According to those who track and maintain weather statistics, the mean temperature in Boston for January 2014 was 27.4 degrees Fahrenheit, hovering just around the normal average of 29 degrees. The city’s lowest January temperature was 2 degrees F, set on Jan. 4, “when the polar vortex was gripping most of the country.”
This reference to the “polar vortex” takes on new meaning with all the current discussion about climate change. Basically, the theory is that due to less snow and ice cover over the North Pole and warmer ocean temperatures, polar air is becoming less stable. Thus, as jet streams move air around the globe, the polar vortex is becoming sloppier, dipping down more frequently as it did this winter over the Midwest and the Northeast section of the U.S. This caused lots of complaining and significantly higher heating bills.

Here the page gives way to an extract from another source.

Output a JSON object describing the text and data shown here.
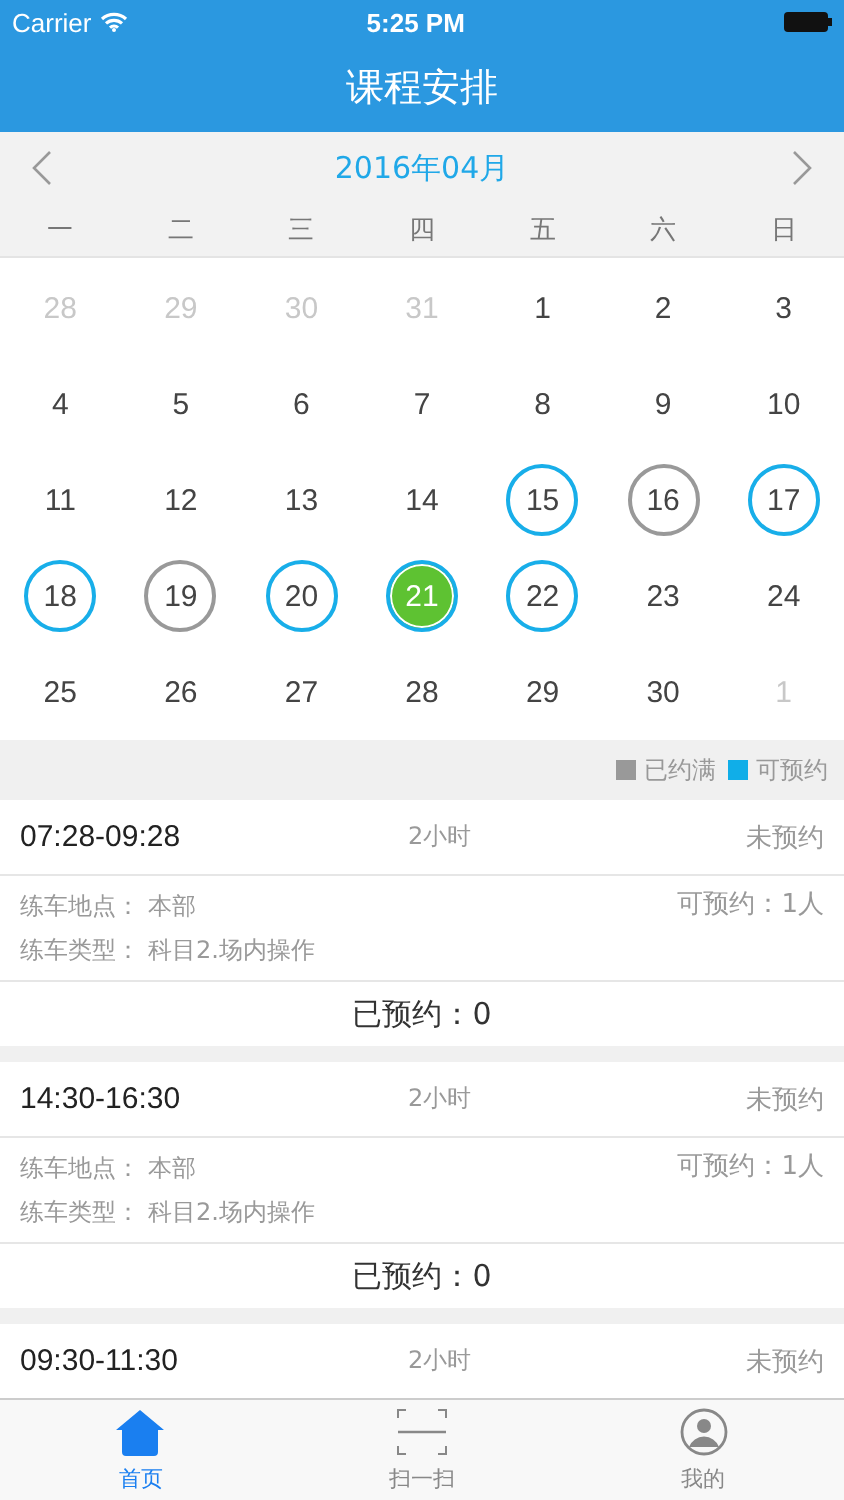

What about winters to come? Well, it appears long-term prognosticators agree that what we experienced this winter is likely to happen again and again and again.
Last year, I bought a Honda CRV to replace an older vehicle to save on gasoline. I will save about $24,300 over the next 300,000 miles, which is not bad. If I had convinced myself that the hybrid subcompact was not too small for a family of four with a dog, I would have saved $43,750 over the next 300,000 miles. Similar to the savings you can achieve from buying a more fuel-efficient car, efficient home heating offers potential savings over the long term.
For example, it is possible to reduce your home’s heating bill by more than 50 percent through a combination of air sealing, insulation and high-efficiency mechanicals, particularly if oil, propane or electricity is the energy source. Therefore, if a homeowner is paying $3,000 per year for heating and can save $1,500 annually by making the home energy-efficient, the savings would be $30,000 in 20 years and $45,000 over 30 years. Not bad, plus you have an asset that has gained in value — quite the opposite of a car.